Jeroen Giltay, who, on the basis of an old reproduction, formerly doubted this drawing, has now seen it and kindly confirmed the attribution.
The drawing belongs to a series of six other drawings of the ruins of Egmond castle by Ruisdael of comparable format and technique, all depicting these from another angle, in the Rijksprentenkabinet, Amsterdam; the Kupferstichkabinett, Berlin; formerly in the Kunsthalle, Bremen (lost since 1945); the Groninger Museum, Groningen and the Staatsgalerie Stuttgart (Giltay, op.cit., nos. 1,2,20,27,54 and 98 respectively). Two further drawings, of different format, seem to show ruins inspired by those of Egmond, now in the Hermitage, Saint Petersburg (Giltay, op.cit., nos. 67-8). Most have a comparable monogram, which Giltay accepts as autograph.
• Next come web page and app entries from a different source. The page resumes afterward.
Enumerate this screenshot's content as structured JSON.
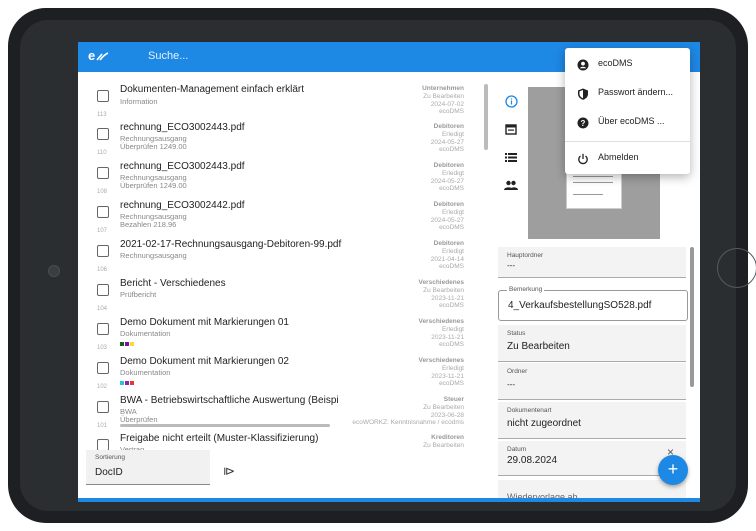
{
  "appbar": {
    "logo": "e",
    "search_placeholder": "Suche..."
  },
  "documents": [
    {
      "num": "113",
      "title": "Dokumenten-Management einfach erklärt",
      "sub1": "Information",
      "sub2": "",
      "category": "Unternehmen",
      "status": "Zu Bearbeiten",
      "date": "2024-07-02",
      "owner": "ecoDMS"
    },
    {
      "num": "110",
      "title": "rechnung_ECO3002443.pdf",
      "sub1": "Rechnungsausgang",
      "sub2": "Überprüfen   1249.00",
      "category": "Debitoren",
      "status": "Erledigt",
      "date": "2024-05-27",
      "owner": "ecoDMS"
    },
    {
      "num": "108",
      "title": "rechnung_ECO3002443.pdf",
      "sub1": "Rechnungsausgang",
      "sub2": "Überprüfen   1249.00",
      "category": "Debitoren",
      "status": "Erledigt",
      "date": "2024-05-27",
      "owner": "ecoDMS"
    },
    {
      "num": "107",
      "title": "rechnung_ECO3002442.pdf",
      "sub1": "Rechnungsausgang",
      "sub2": "Bezahlen   218.96",
      "category": "Debitoren",
      "status": "Erledigt",
      "date": "2024-05-27",
      "owner": "ecoDMS"
    },
    {
      "num": "106",
      "title": "2021-02-17-Rechnungsausgang-Debitoren-99.pdf",
      "sub1": "Rechnungsausgang",
      "sub2": "",
      "category": "Debitoren",
      "status": "Erledigt",
      "date": "2021-04-14",
      "owner": "ecoDMS"
    },
    {
      "num": "104",
      "title": "Bericht - Verschiedenes",
      "sub1": "Prüfbericht",
      "sub2": "",
      "category": "Verschiedenes",
      "status": "Zu Bearbeiten",
      "date": "2023-11-21",
      "owner": "ecoDMS"
    },
    {
      "num": "103",
      "title": "Demo Dokument mit Markierungen 01",
      "sub1": "Dokumentation",
      "sub2": "",
      "category": "Verschiedenes",
      "status": "Erledigt",
      "date": "2023-11-21",
      "owner": "ecoDMS"
    },
    {
      "num": "102",
      "title": "Demo Dokument mit Markierungen 02",
      "sub1": "Dokumentation",
      "sub2": "",
      "category": "Verschiedenes",
      "status": "Erledigt",
      "date": "2023-11-21",
      "owner": "ecoDMS"
    },
    {
      "num": "101",
      "title": "BWA - Betriebswirtschaftliche Auswertung (Beispi",
      "sub1": "BWA",
      "sub2": "Überprüfen",
      "category": "Steuer",
      "status": "Zu Bearbeiten",
      "date": "2023-06-28",
      "owner": "ecoWORKZ: Kenntnisnahme / ecodms"
    },
    {
      "num": "",
      "title": "Freigabe nicht erteilt (Muster-Klassifizierung)",
      "sub1": "Vertrag",
      "sub2": "",
      "category": "Kreditoren",
      "status": "Zu Bearbeiten",
      "date": "",
      "owner": ""
    }
  ],
  "swatches": {
    "row6": [
      "#1b5e20",
      "#6a1b9a",
      "#fdd835"
    ],
    "row7": [
      "#26c6da",
      "#8e24aa",
      "#e53935"
    ]
  },
  "sort": {
    "label": "Sortierung",
    "value": "DocID",
    "direction_symbol": "⧐"
  },
  "sidebar": [
    "info-icon",
    "calendar-icon",
    "list-icon",
    "people-icon"
  ],
  "fields": {
    "hauptordner": {
      "label": "Hauptordner",
      "value": "---"
    },
    "bemerkung": {
      "label": "Bemerkung",
      "value": "4_VerkaufsbestellungSO528.pdf"
    },
    "status": {
      "label": "Status",
      "value": "Zu Bearbeiten"
    },
    "ordner": {
      "label": "Ordner",
      "value": "---"
    },
    "dokumentenart": {
      "label": "Dokumentenart",
      "value": "nicht zugeordnet"
    },
    "datum": {
      "label": "Datum",
      "value": "29.08.2024",
      "clear": "×"
    },
    "wiedervorlage": {
      "label": "Wiedervorlage ab"
    }
  },
  "fab": "+",
  "menu": {
    "items": [
      {
        "label": "ecoDMS",
        "icon": "account-circle-icon"
      },
      {
        "label": "Passwort ändern...",
        "icon": "shield-icon"
      },
      {
        "label": "Über ecoDMS ...",
        "icon": "help-icon"
      },
      {
        "label": "Abmelden",
        "icon": "power-icon"
      }
    ]
  },
  "colors": {
    "primary": "#1e88e5"
  }
}
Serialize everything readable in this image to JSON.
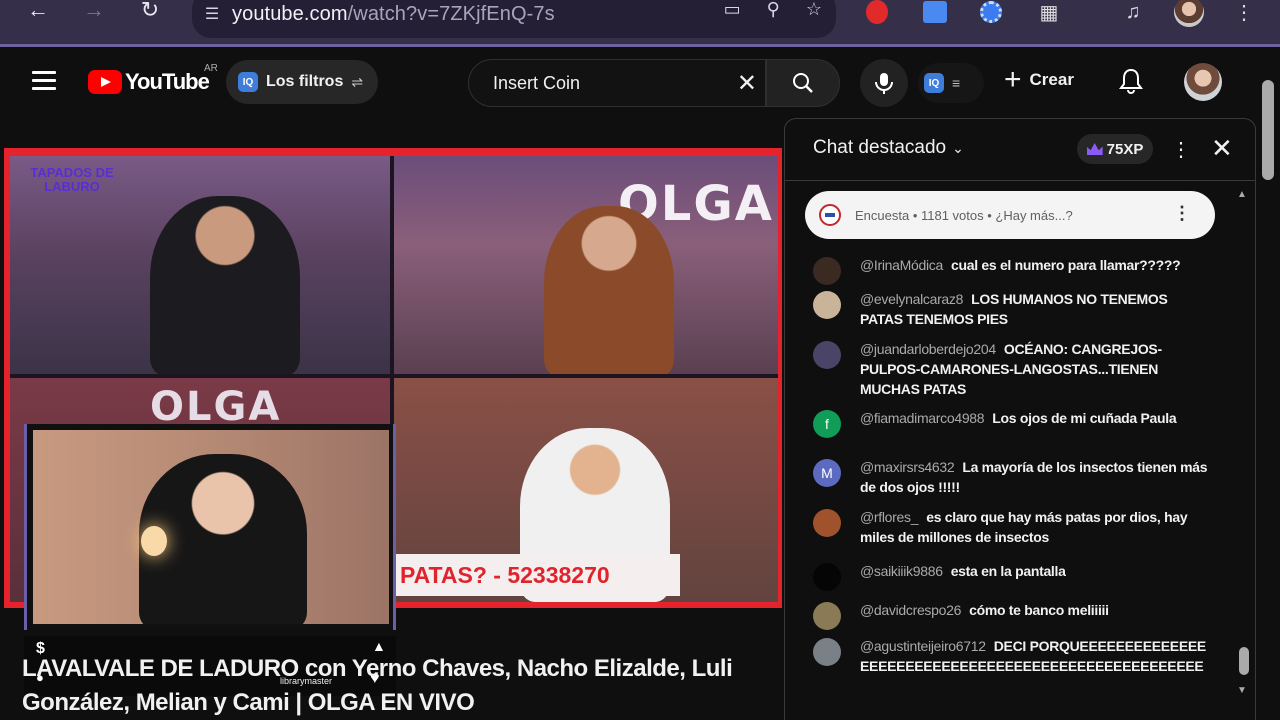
{
  "browser": {
    "url_host": "youtube.com",
    "url_path": "/watch?v=7ZKjfEnQ-7s"
  },
  "header": {
    "logo_text": "YouTube",
    "country_code": "AR",
    "filters_label": "Los filtros",
    "search_query": "Insert Coin",
    "create_label": "Crear"
  },
  "video": {
    "overlay_text_1": "OLGA",
    "overlay_text_2": "OLGA",
    "phone_banner": "PATAS? - 52338270",
    "show_logo": "TAPADOS DE LABURO",
    "webcam_user": "librarymaster"
  },
  "title": "LAVALVALE DE LADURO con Yerno Chaves, Nacho Elizalde, Luli González, Melian y Cami | OLGA EN VIVO",
  "chat": {
    "title": "Chat destacado",
    "xp": "75XP",
    "poll_text": "Encuesta • 1181 votos • ¿Hay más...?",
    "messages": [
      {
        "author": "@IrinaMódica",
        "text": "cual es el numero para llamar?????",
        "avatar_color": "#3a2a22",
        "initial": ""
      },
      {
        "author": "@evelynalcaraz8",
        "text": "LOS HUMANOS NO TENEMOS PATAS TENEMOS PIES",
        "avatar_color": "#c9b49a",
        "initial": ""
      },
      {
        "author": "@juandarloberdejo204",
        "text": "OCÉANO: CANGREJOS-PULPOS-CAMARONES-LANGOSTAS...TIENEN MUCHAS PATAS",
        "avatar_color": "#4a4566",
        "initial": ""
      },
      {
        "author": "@fiamadimarco4988",
        "text": "Los ojos de mi cuñada Paula",
        "avatar_color": "#0f9d58",
        "initial": "f"
      },
      {
        "author": "@maxirsrs4632",
        "text": "La mayoría de los insectos tienen más de dos ojos !!!!!",
        "avatar_color": "#5c6bc0",
        "initial": "M"
      },
      {
        "author": "@rflores_",
        "text": "es claro que hay más patas por dios, hay miles de millones de insectos",
        "avatar_color": "#a0522d",
        "initial": ""
      },
      {
        "author": "@saikiiik9886",
        "text": "esta en la pantalla",
        "avatar_color": "#050505",
        "initial": ""
      },
      {
        "author": "@davidcrespo26",
        "text": "cómo te banco meliiiii",
        "avatar_color": "#8a7a55",
        "initial": ""
      },
      {
        "author": "@agustinteijeiro6712",
        "text": "DECI PORQUEEEEEEEEEEEEEEEEEEEEEEEEEEEEEEEEEEEEEEEEEEEEEEEEEEEE",
        "avatar_color": "#7a8088",
        "initial": ""
      }
    ]
  }
}
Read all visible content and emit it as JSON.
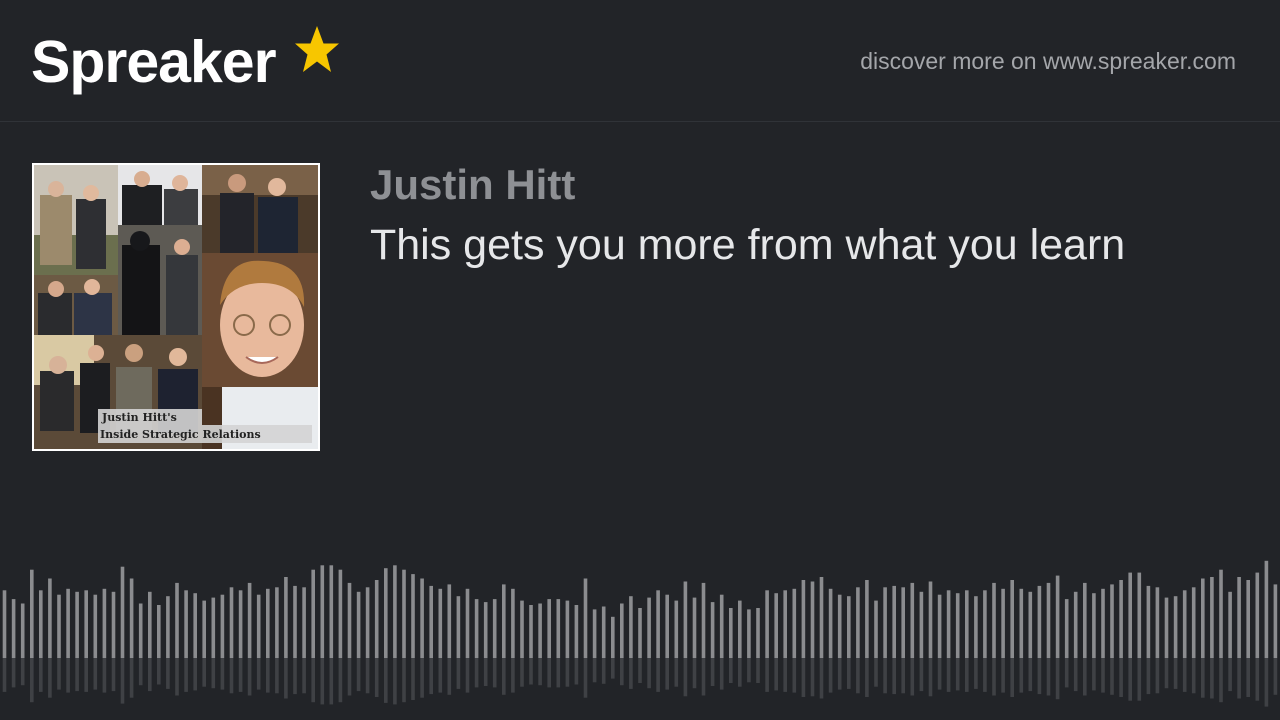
{
  "header": {
    "logo_text": "Spreaker",
    "logo_icon": "star-icon",
    "star_color": "#f7c600",
    "discover_text": "discover more on www.spreaker.com"
  },
  "episode": {
    "author": "Justin Hitt",
    "title": "This gets you more from what you learn",
    "cover_caption_line1": "Justin Hitt's",
    "cover_caption_line2": "Inside Strategic Relations"
  },
  "waveform": {
    "bar_color": "#8b8c8f",
    "reflection_color": "#3f4145",
    "levels": [
      0.46,
      0.4,
      0.37,
      0.6,
      0.46,
      0.54,
      0.43,
      0.47,
      0.45,
      0.46,
      0.43,
      0.47,
      0.45,
      0.62,
      0.54,
      0.37,
      0.45,
      0.36,
      0.42,
      0.51,
      0.46,
      0.44,
      0.39,
      0.41,
      0.43,
      0.48,
      0.46,
      0.51,
      0.43,
      0.47,
      0.48,
      0.55,
      0.49,
      0.48,
      0.6,
      0.63,
      0.63,
      0.6,
      0.51,
      0.45,
      0.48,
      0.53,
      0.61,
      0.63,
      0.6,
      0.57,
      0.54,
      0.49,
      0.47,
      0.5,
      0.42,
      0.47,
      0.4,
      0.38,
      0.4,
      0.5,
      0.47,
      0.39,
      0.36,
      0.37,
      0.4,
      0.4,
      0.39,
      0.36,
      0.54,
      0.33,
      0.35,
      0.28,
      0.37,
      0.42,
      0.34,
      0.41,
      0.46,
      0.43,
      0.39,
      0.52,
      0.41,
      0.51,
      0.38,
      0.43,
      0.34,
      0.39,
      0.33,
      0.34,
      0.46,
      0.44,
      0.46,
      0.47,
      0.53,
      0.52,
      0.55,
      0.47,
      0.43,
      0.42,
      0.48,
      0.53,
      0.39,
      0.48,
      0.49,
      0.48,
      0.51,
      0.45,
      0.52,
      0.43,
      0.46,
      0.44,
      0.46,
      0.42,
      0.46,
      0.51,
      0.47,
      0.53,
      0.47,
      0.45,
      0.49,
      0.51,
      0.56,
      0.4,
      0.45,
      0.51,
      0.44,
      0.47,
      0.5,
      0.53,
      0.58,
      0.58,
      0.49,
      0.48,
      0.41,
      0.42,
      0.46,
      0.48,
      0.54,
      0.55,
      0.6,
      0.45,
      0.55,
      0.53,
      0.58,
      0.66,
      0.5
    ]
  }
}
The drawings in the Rijksprentenkabinet, both from the Esdaile Collection, show similar figures around the ruins, while one includes part of the gothic bridge seen in the present lot. The Berlin drawing was sold along with the present lot in the Huldschinsky sale (see Provenance, lot 76, illustrated). Ruisdael used the Stuttgart study in his picture of the Jewish Cemetary with the ruins beyond in the Staatliche Kunstsammlung, Dresden (J. Rosenberg, op.cit., no. 154; S. Slive, H.R. Hoetink, Jacob van Ruisdael, exhibition catalogue, The Hague/Cambridge, Mass., 1981-2, p. 76, no. 21). Another picture with the ruins in is the Chicago Art Institute, Chicago (Slive and Hoetink, op.cit., no. 19). These pictures are generally dated circa 1655-60, and the drawings may be dated to before those years. The group of now seven drawings is topographically accurate, and it may be assumed that these were done on the spot. Ruisdael also painted views of the nearby Egmond aan Zee dated 1646 and 1648, in a Dutch private collection, the Currier Gallery of Art, Manchester, and in the Pushkin Museum, Moscow, which would confirm that he visited the area in the late 1640s.
The Egmond family is first mentioned in the year 1000. They were among the most powerful families in Holland, and played an important role in its history. Egmond Castle was inhabited by the early 13th Century, probably by Wouter van Egmond (died 1208). It was possibly ruined in 1315, but restored by Jan I van Egmond (died 1369), and extended afterwards. Jan III of Egmond (1438-1516) became Stadholder of Holland in 1486 and was made Count of Egmond by Emperor Maximilian of Austria in Brussels. He further restored and extended the castle, creating what was known as 'the most beautiful castle of Holland' at the time. His descendant Lamoraal van Egmond (1522-1568) was the richest man in Holland after Willem of Orange, and married Sabina of Bavaria, whose portrait was engraved by Goltzius. During the war with Spain, the Spanish occupied the castle, and it was burnt down in 1574 by order of the Prince of Orange to prevent them from using it again. Lamoraal II van Egmond, living there in 1595-1605, restored only parts. The state of the ruin depicted in Ruisdael's drawings is reflected in those of Roelant Roghman (see also lot 91 in this sale), who depicted the ruins in 1646/7 including the tower shown in the present drawing (H.W.M. van der Wyck and J.W. Niemeijer, De Kasteeltekeningen van Roelant Roghman, I, Alphen aan den Rijn, 1989/90, pp. 65-8, nos. 45-8). Decay continued until 1722, when a descendant restored parts of it, but in 1793 the ruins were sold for demolition, and in 1832 the last parts were pulled down. In 1933 the first excavations revealed the fragments which are now still to be seen.